Elinor received the cape from her cousin, who was unusually animated in its praises; it was held up to the light; then laid on the table; the delicacy of the work was admired; then the form, and the ribands; and, at last, Elinor threw it over Jane’s shoulders, observing, at the same time, that it was particularly becoming to her. Harry seemed determined not to look; and, in order to resist any inclination he may have felt, to do so, he resolutely took up a Review, and began turning over its pages. The young ladies’ admiration of the cape lasted several minutes, and, at length, Elinor called upon the rest of the party to admire how becoming it was.

“Well, really,” exclaimed Harry, looking rather cross, probably at being disturbed in his reading, “young ladies’ love of finery seems quite inexhaustible; it is sometimes incomprehensible to the duller perceptions of the male sex.”

“Don’t be saucy!” said Elinor.

“Why, you can’t deny the fact, that you and Jane have been doing nothing else, all the morning, but tumble over this Paris finery?”

“I beg your pardon ... we have been talking quite sensibly, too; have we not, Aunt Agnes?”

“Much as usual, I believe, my dear,” replied Miss Wyllys.

“Pray observe, that the table contains something besides finery; here are some very good French and Italian books; but, I suppose, Jane will say, those you selected yourself.”

“I certainly did,” said Harry; “and the music, too.”

“Well, I have half a mind not to tell you, that we like the books and the music quite as well as anything here,” said Elinor, colouring; and then, as if almost fearing that she had betrayed her feelings, she continued, in a gay tone. “But, why are you so severe upon us this morning?”

“Unpalatable truth, I suppose,” said Harry, shrugging his shoulders.

“Pray, remember, sir, that if finery be thrown away upon the noble sex, at the present day, it was not always so. Let me refer you to certain kings, who, not content with studying their own dresses, have condescended to compose those of their queens, too. Remember how many great heroes ... your Turennes and Marlboroughs ... have appeared in diamonds and satin, velvet and feathers!”

{“Turenne” = Henri de la Tour d’Auvergne, Vicomte de Turenne (1611-1675), a famous French military commander; “Marlborough” = John Churchill Marlborough, Duke of Marlborough (1650-1722), a famous British military commander}

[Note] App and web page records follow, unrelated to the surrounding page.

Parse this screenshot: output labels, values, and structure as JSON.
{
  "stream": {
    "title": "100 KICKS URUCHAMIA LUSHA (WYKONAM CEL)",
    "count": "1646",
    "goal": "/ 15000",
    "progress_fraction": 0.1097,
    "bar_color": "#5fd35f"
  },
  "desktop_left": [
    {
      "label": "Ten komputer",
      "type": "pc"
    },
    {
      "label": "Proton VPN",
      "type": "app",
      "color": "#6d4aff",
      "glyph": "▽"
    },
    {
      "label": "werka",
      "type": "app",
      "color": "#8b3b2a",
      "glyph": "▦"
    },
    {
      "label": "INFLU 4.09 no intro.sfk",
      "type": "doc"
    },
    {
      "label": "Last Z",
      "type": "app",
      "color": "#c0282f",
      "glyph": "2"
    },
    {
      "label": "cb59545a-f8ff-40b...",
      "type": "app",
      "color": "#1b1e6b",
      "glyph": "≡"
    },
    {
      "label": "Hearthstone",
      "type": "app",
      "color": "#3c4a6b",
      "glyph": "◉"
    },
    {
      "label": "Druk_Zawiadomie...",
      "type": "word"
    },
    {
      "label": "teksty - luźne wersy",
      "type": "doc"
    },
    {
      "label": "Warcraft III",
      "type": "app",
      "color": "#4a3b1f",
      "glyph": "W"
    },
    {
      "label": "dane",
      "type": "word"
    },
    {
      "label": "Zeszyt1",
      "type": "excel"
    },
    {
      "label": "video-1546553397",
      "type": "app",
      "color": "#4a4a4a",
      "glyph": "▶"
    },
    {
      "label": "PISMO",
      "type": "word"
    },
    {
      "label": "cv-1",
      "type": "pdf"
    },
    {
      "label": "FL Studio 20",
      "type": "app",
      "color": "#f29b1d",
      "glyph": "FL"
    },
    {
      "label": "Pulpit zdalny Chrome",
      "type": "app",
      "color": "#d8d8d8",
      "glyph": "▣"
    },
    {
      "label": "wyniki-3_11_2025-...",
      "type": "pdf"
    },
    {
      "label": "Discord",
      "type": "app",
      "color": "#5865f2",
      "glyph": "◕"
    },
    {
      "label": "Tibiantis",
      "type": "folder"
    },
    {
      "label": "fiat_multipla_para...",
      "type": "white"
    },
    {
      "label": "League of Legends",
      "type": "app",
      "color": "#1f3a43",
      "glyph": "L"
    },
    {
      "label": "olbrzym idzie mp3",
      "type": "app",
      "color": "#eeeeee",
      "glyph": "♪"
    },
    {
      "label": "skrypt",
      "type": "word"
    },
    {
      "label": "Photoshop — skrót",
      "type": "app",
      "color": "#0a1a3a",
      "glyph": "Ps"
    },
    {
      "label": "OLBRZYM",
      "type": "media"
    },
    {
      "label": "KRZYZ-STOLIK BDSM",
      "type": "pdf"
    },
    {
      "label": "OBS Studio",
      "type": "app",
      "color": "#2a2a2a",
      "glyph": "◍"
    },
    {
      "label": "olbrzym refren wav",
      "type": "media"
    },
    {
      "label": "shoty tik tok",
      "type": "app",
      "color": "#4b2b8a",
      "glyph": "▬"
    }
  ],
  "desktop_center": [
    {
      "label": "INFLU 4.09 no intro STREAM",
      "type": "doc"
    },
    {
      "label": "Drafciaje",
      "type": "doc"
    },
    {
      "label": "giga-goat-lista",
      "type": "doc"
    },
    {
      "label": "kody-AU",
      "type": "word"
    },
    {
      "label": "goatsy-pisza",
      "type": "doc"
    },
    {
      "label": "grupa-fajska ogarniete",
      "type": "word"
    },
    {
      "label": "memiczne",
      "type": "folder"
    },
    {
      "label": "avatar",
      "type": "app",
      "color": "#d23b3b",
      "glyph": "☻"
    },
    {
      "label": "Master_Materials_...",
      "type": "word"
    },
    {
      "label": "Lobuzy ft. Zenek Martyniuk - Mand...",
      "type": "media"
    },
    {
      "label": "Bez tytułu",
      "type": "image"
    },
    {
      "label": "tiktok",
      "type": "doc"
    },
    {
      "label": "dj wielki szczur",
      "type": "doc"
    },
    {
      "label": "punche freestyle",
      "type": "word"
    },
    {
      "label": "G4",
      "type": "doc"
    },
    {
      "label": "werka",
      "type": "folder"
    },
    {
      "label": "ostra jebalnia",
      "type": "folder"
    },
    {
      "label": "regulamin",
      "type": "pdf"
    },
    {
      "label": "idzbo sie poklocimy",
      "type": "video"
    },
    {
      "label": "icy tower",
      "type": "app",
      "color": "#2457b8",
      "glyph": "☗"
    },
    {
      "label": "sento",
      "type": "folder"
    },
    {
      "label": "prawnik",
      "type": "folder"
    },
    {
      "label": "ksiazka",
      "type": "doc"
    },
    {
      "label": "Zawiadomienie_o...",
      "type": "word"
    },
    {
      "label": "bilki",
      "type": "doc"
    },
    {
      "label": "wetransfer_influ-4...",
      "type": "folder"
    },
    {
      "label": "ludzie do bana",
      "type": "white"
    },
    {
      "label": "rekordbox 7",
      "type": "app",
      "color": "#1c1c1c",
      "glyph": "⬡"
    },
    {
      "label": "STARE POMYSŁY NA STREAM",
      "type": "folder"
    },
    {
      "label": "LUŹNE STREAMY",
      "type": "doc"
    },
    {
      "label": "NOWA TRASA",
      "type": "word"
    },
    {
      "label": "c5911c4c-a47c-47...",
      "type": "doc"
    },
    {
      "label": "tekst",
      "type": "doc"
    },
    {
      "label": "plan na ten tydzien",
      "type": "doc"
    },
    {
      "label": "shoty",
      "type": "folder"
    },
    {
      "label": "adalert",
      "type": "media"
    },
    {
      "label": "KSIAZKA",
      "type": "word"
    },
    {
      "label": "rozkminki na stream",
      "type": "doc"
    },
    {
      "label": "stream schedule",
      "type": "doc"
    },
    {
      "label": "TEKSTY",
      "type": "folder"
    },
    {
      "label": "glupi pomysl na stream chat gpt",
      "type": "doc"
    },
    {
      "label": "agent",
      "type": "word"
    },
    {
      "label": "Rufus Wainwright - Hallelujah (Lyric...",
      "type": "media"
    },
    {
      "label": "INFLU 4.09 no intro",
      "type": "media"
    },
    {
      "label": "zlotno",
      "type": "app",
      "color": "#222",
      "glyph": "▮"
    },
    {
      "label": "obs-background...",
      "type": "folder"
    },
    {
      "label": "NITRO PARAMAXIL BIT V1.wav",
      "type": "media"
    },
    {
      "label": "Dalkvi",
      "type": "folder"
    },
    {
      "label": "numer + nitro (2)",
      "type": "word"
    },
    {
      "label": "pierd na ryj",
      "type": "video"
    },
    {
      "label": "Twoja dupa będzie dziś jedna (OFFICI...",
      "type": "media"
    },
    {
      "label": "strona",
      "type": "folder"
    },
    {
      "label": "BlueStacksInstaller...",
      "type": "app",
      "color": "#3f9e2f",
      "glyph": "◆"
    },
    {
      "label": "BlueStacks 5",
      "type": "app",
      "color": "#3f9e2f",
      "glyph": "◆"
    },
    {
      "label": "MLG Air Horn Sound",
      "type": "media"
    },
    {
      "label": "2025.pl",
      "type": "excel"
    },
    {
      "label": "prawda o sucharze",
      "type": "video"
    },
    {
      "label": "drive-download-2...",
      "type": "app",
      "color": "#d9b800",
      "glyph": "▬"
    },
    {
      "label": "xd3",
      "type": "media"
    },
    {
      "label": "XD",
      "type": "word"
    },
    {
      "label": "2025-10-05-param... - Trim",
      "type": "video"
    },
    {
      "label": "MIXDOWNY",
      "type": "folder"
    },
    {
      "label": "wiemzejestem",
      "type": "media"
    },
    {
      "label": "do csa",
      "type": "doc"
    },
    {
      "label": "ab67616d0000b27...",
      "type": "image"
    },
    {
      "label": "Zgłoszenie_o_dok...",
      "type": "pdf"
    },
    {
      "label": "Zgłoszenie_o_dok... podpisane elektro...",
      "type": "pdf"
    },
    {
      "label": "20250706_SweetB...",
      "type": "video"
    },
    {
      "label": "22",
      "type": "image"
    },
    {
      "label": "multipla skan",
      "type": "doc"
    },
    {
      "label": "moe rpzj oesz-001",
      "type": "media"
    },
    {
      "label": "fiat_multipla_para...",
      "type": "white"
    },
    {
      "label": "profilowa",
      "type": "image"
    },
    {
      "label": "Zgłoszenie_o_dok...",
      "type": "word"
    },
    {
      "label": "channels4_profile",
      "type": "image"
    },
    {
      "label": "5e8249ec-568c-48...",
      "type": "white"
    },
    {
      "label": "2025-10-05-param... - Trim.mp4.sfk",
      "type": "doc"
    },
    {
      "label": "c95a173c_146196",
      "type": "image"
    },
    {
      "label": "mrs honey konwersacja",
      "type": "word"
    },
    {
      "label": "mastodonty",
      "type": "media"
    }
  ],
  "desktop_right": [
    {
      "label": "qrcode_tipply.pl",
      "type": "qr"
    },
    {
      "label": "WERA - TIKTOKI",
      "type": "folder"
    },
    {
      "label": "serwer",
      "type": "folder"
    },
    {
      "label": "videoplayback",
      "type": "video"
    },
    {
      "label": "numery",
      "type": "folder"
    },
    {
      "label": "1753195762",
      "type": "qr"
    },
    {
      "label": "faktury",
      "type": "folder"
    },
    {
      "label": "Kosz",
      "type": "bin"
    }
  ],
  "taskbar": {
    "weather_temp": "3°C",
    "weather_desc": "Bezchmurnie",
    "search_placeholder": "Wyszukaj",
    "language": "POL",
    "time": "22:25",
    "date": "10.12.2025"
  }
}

“But that was two hundred years ago.”

“They were heroes, nevertheless; and, I suppose, une fois caporal, toujours caporal. But, if you prefer something nearer to our own time, figure to yourself Horace Walpole, and General Conway, some half- century since, consulting, in their correspondence, upon the particular shade of satin best suited to their complexions ... whether pea-green, or white, were the most favourable.”

{” une foi caporal ... .” = once a corporal, always a corporal (French); “Walpole” = Horace Walpole (1717-1797), English author; “Conway” = General Henry Conway (1721-1795), English general and politician}

Hazlehurst laughed.

“There it is, in white and black!” said Elinor. “Just remember Goldsmith, strutting about Temple Gardens, in his blush-coloured satin, and fancying everybody in love with him, too!”

{“Goldsmith” = Oliver Goldsmith (1730-1775), British author; “Temple Gardens” = in London on the Thames River, next to The Temple (an ancient English school of law)}

“Quarter! quarter! Nelly,” cried her grandfather, laughing.

“True, I must confess,” said Harry, smiling; “but that was more than fifty years ago. The world has grown wiser, now.”

“Has it?”

“Look at our sober coats, to-day ... the last Paris fashions, too!”

“Yes ... but what is the reason?” cried Elinor, laughing herself. “You have just found out that finery, and a showy exterior, are of no use to you ... they do not increase your influence with the ladies! We do not value a man more for a showy exterior!”

“I submit,” said Harry; but he coloured, and seemed to Miss Agnes, more embarrassed by Elinor’s remark than was necessary. He threw down his book, however, and crossed the room to take a place near her.

“What are you going to do this morning?” he said, quietly.

A walk was proposed, and soon after the young people, accompanied by Bruno, set out together.